*ACTIVITY*. Look at the entries below and reproduce them exactly.

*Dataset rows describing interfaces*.
┌────────

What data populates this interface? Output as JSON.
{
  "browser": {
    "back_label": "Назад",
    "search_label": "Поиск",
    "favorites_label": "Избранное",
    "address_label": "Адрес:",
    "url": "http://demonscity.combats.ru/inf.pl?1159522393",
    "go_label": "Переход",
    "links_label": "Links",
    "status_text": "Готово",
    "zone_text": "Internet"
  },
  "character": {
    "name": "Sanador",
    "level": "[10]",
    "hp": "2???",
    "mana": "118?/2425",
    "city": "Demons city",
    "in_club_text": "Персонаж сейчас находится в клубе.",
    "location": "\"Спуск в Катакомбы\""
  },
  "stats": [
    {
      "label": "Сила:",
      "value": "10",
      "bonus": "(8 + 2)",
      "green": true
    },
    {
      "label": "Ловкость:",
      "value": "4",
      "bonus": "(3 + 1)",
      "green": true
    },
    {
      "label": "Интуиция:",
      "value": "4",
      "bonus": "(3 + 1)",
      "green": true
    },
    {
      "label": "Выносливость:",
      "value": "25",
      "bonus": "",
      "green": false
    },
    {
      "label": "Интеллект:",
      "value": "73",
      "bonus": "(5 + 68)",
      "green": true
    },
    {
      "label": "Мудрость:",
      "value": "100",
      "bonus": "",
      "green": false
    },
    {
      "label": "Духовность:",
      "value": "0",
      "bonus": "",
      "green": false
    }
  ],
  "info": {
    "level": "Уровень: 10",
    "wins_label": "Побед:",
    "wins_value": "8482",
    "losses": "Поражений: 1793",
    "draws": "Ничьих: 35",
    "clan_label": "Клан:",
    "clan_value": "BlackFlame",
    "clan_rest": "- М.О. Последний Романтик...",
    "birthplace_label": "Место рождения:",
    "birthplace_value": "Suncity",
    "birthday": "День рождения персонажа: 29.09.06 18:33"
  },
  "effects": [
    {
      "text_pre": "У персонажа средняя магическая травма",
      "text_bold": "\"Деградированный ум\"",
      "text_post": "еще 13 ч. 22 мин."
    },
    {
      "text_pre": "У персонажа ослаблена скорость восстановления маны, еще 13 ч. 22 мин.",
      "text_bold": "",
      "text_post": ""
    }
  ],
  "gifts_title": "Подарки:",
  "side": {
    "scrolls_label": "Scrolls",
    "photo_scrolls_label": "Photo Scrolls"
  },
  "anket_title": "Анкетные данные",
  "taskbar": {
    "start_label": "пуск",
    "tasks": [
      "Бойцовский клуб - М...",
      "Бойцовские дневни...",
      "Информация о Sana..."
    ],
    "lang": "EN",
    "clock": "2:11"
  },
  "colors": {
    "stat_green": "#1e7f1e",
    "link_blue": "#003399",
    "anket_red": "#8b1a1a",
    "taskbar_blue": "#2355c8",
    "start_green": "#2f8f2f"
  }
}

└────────

*RESULT OF THE TASK*.
What data populates this interface? Output as JSON.
{
  "browser": {
    "back_label": "Назад",
    "search_label": "Поиск",
    "favorites_label": "Избранное",
    "address_label": "Адрес:",
    "url": "http://demonscity.combats.ru/inf.pl?1159522393",
    "go_label": "Переход",
    "links_label": "Links",
    "status_text": "Готово",
    "zone_text": "Internet"
  },
  "character": {
    "name": "Sanador",
    "level": "[10]",
    "hp": "2???",
    "mana": "118?/2425",
    "city": "Demons city",
    "in_club_text": "Персонаж сейчас находится в клубе.",
    "location": "\"Спуск в Катакомбы\""
  },
  "stats": [
    {
      "label": "Сила:",
      "value": "10",
      "bonus": "(8 + 2)",
      "green": true
    },
    {
      "label": "Ловкость:",
      "value": "4",
      "bonus": "(3 + 1)",
      "green": true
    },
    {
      "label": "Интуиция:",
      "value": "4",
      "bonus": "(3 + 1)",
      "green": true
    },
    {
      "label": "Выносливость:",
      "value": "25",
      "bonus": "",
      "green": false
    },
    {
      "label": "Интеллект:",
      "value": "73",
      "bonus": "(5 + 68)",
      "green": true
    },
    {
      "label": "Мудрость:",
      "value": "100",
      "bonus": "",
      "green": false
    },
    {
      "label": "Духовность:",
      "value": "0",
      "bonus": "",
      "green": false
    }
  ],
  "info": {
    "level": "Уровень: 10",
    "wins_label": "Побед:",
    "wins_value": "8482",
    "losses": "Поражений: 1793",
    "draws": "Ничьих: 35",
    "clan_label": "Клан:",
    "clan_value": "BlackFlame",
    "clan_rest": "- М.О. Последний Романтик...",
    "birthplace_label": "Место рождения:",
    "birthplace_value": "Suncity",
    "birthday": "День рождения персонажа: 29.09.06 18:33"
  },
  "effects": [
    {
      "text_pre": "У персонажа средняя магическая травма",
      "text_bold": "\"Деградированный ум\"",
      "text_post": "еще 13 ч. 22 мин."
    },
    {
      "text_pre": "У персонажа ослаблена скорость восстановления маны, еще 13 ч. 22 мин.",
      "text_bold": "",
      "text_post": ""
    }
  ],
  "gifts_title": "Подарки:",
  "side": {
    "scrolls_label": "Scrolls",
    "photo_scrolls_label": "Photo Scrolls"
  },
  "anket_title": "Анкетные данные",
  "taskbar": {
    "start_label": "пуск",
    "tasks": [
      "Бойцовский клуб - М...",
      "Бойцовские дневни...",
      "Информация о Sana..."
    ],
    "lang": "EN",
    "clock": "2:11"
  },
  "colors": {
    "stat_green": "#1e7f1e",
    "link_blue": "#003399",
    "anket_red": "#8b1a1a",
    "taskbar_blue": "#2355c8",
    "start_green": "#2f8f2f"
  }
}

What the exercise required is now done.